═════ MATERIAL FOR THE TASK ═════

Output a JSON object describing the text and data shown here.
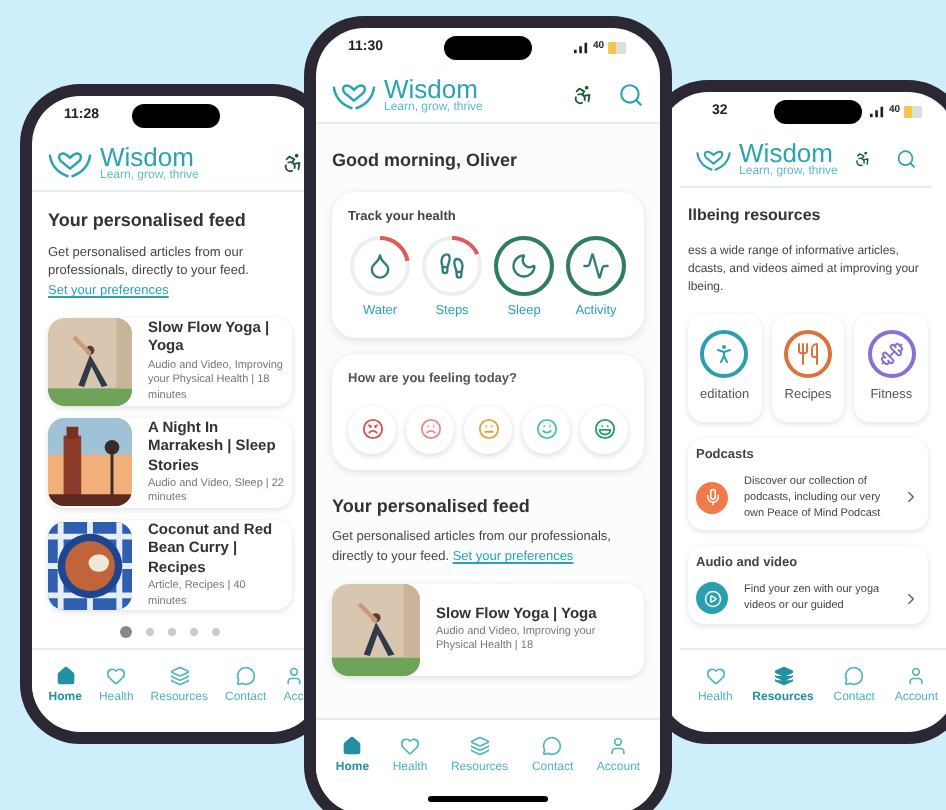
{
  "left_phone": {
    "time": "11:28",
    "brand": "Wisdom",
    "tagline": "Learn, grow, thrive",
    "feed_title": "Your personalised feed",
    "feed_text": "Get personalised articles from our professionals, directly to your feed.",
    "feed_link": "Set your preferences",
    "articles": [
      {
        "title": "Slow Flow Yoga | Yoga",
        "meta": "Audio and Video, Improving your Physical Health | 18 minutes"
      },
      {
        "title": "A Night In Marrakesh | Sleep Stories",
        "meta": "Audio and Video, Sleep | 22 minutes"
      },
      {
        "title": "Coconut and Red Bean Curry | Recipes",
        "meta": "Article, Recipes | 40 minutes"
      }
    ],
    "dots": [
      {
        "selected": true
      },
      {
        "selected": false
      },
      {
        "selected": false
      },
      {
        "selected": false
      },
      {
        "selected": false
      }
    ],
    "nav": [
      {
        "label": "Home",
        "selected": true
      },
      {
        "label": "Health",
        "selected": false
      },
      {
        "label": "Resources",
        "selected": false
      },
      {
        "label": "Contact",
        "selected": false
      },
      {
        "label": "Acc",
        "selected": false
      }
    ]
  },
  "center_phone": {
    "time": "11:30",
    "battery": "40",
    "brand": "Wisdom",
    "tagline": "Learn, grow, thrive",
    "greeting": "Good morning, Oliver",
    "track_title": "Track your health",
    "trackers": [
      {
        "label": "Water",
        "level": 0.22,
        "color": "#e05a5a"
      },
      {
        "label": "Steps",
        "level": 0.18,
        "color": "#e05a5a"
      },
      {
        "label": "Sleep",
        "level": 1,
        "color": "#2e7d5b"
      },
      {
        "label": "Activity",
        "level": 1,
        "color": "#2e7d5b"
      }
    ],
    "mood_title": "How are you feeling today?",
    "moods": [
      {
        "color": "#d9534f"
      },
      {
        "color": "#e88a8a"
      },
      {
        "color": "#e8a23a"
      },
      {
        "color": "#4fc3a1"
      },
      {
        "color": "#2e9e6e"
      }
    ],
    "feed_title": "Your personalised feed",
    "feed_text": "Get personalised articles from our professionals, directly to your feed.",
    "feed_link": "Set your preferences",
    "articles": [
      {
        "title": "Slow Flow Yoga | Yoga",
        "meta": "Audio and Video, Improving your Physical Health | 18"
      }
    ],
    "nav": [
      {
        "label": "Home",
        "selected": true
      },
      {
        "label": "Health",
        "selected": false
      },
      {
        "label": "Resources",
        "selected": false
      },
      {
        "label": "Contact",
        "selected": false
      },
      {
        "label": "Account",
        "selected": false
      }
    ]
  },
  "right_phone": {
    "time": "32",
    "battery": "40",
    "brand": "Wisdom",
    "tagline": "Learn, grow, thrive",
    "title": "llbeing resources",
    "text": "ess a wide range of informative articles, dcasts, and videos aimed at improving your lbeing.",
    "categories": [
      {
        "label": "editation",
        "color": "#2a9fb0"
      },
      {
        "label": "Recipes",
        "color": "#d9733a"
      },
      {
        "label": "Fitness",
        "color": "#8a6fd6"
      }
    ],
    "cards": [
      {
        "title": "Podcasts",
        "text": "Discover our collection of podcasts, including our very own Peace of Mind Podcast",
        "color": "#f07a4a"
      },
      {
        "title": "Audio and video",
        "text": "Find your zen with our yoga videos or our guided",
        "color": "#2a9fb0"
      }
    ],
    "nav": [
      {
        "label": "Health",
        "selected": false
      },
      {
        "label": "Resources",
        "selected": true
      },
      {
        "label": "Contact",
        "selected": false
      },
      {
        "label": "Account",
        "selected": false
      }
    ]
  }
}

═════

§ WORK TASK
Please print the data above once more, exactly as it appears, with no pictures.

§ RESULT OF THE TASK
Output a JSON object describing the text and data shown here.
{
  "left_phone": {
    "time": "11:28",
    "brand": "Wisdom",
    "tagline": "Learn, grow, thrive",
    "feed_title": "Your personalised feed",
    "feed_text": "Get personalised articles from our professionals, directly to your feed.",
    "feed_link": "Set your preferences",
    "articles": [
      {
        "title": "Slow Flow Yoga | Yoga",
        "meta": "Audio and Video, Improving your Physical Health | 18 minutes"
      },
      {
        "title": "A Night In Marrakesh | Sleep Stories",
        "meta": "Audio and Video, Sleep | 22 minutes"
      },
      {
        "title": "Coconut and Red Bean Curry | Recipes",
        "meta": "Article, Recipes | 40 minutes"
      }
    ],
    "dots": [
      {
        "selected": true
      },
      {
        "selected": false
      },
      {
        "selected": false
      },
      {
        "selected": false
      },
      {
        "selected": false
      }
    ],
    "nav": [
      {
        "label": "Home",
        "selected": true
      },
      {
        "label": "Health",
        "selected": false
      },
      {
        "label": "Resources",
        "selected": false
      },
      {
        "label": "Contact",
        "selected": false
      },
      {
        "label": "Acc",
        "selected": false
      }
    ]
  },
  "center_phone": {
    "time": "11:30",
    "battery": "40",
    "brand": "Wisdom",
    "tagline": "Learn, grow, thrive",
    "greeting": "Good morning, Oliver",
    "track_title": "Track your health",
    "trackers": [
      {
        "label": "Water",
        "level": 0.22,
        "color": "#e05a5a"
      },
      {
        "label": "Steps",
        "level": 0.18,
        "color": "#e05a5a"
      },
      {
        "label": "Sleep",
        "level": 1,
        "color": "#2e7d5b"
      },
      {
        "label": "Activity",
        "level": 1,
        "color": "#2e7d5b"
      }
    ],
    "mood_title": "How are you feeling today?",
    "moods": [
      {
        "color": "#d9534f"
      },
      {
        "color": "#e88a8a"
      },
      {
        "color": "#e8a23a"
      },
      {
        "color": "#4fc3a1"
      },
      {
        "color": "#2e9e6e"
      }
    ],
    "feed_title": "Your personalised feed",
    "feed_text": "Get personalised articles from our professionals, directly to your feed.",
    "feed_link": "Set your preferences",
    "articles": [
      {
        "title": "Slow Flow Yoga | Yoga",
        "meta": "Audio and Video, Improving your Physical Health | 18"
      }
    ],
    "nav": [
      {
        "label": "Home",
        "selected": true
      },
      {
        "label": "Health",
        "selected": false
      },
      {
        "label": "Resources",
        "selected": false
      },
      {
        "label": "Contact",
        "selected": false
      },
      {
        "label": "Account",
        "selected": false
      }
    ]
  },
  "right_phone": {
    "time": "32",
    "battery": "40",
    "brand": "Wisdom",
    "tagline": "Learn, grow, thrive",
    "title": "llbeing resources",
    "text": "ess a wide range of informative articles, dcasts, and videos aimed at improving your lbeing.",
    "categories": [
      {
        "label": "editation",
        "color": "#2a9fb0"
      },
      {
        "label": "Recipes",
        "color": "#d9733a"
      },
      {
        "label": "Fitness",
        "color": "#8a6fd6"
      }
    ],
    "cards": [
      {
        "title": "Podcasts",
        "text": "Discover our collection of podcasts, including our very own Peace of Mind Podcast",
        "color": "#f07a4a"
      },
      {
        "title": "Audio and video",
        "text": "Find your zen with our yoga videos or our guided",
        "color": "#2a9fb0"
      }
    ],
    "nav": [
      {
        "label": "Health",
        "selected": false
      },
      {
        "label": "Resources",
        "selected": true
      },
      {
        "label": "Contact",
        "selected": false
      },
      {
        "label": "Account",
        "selected": false
      }
    ]
  }
}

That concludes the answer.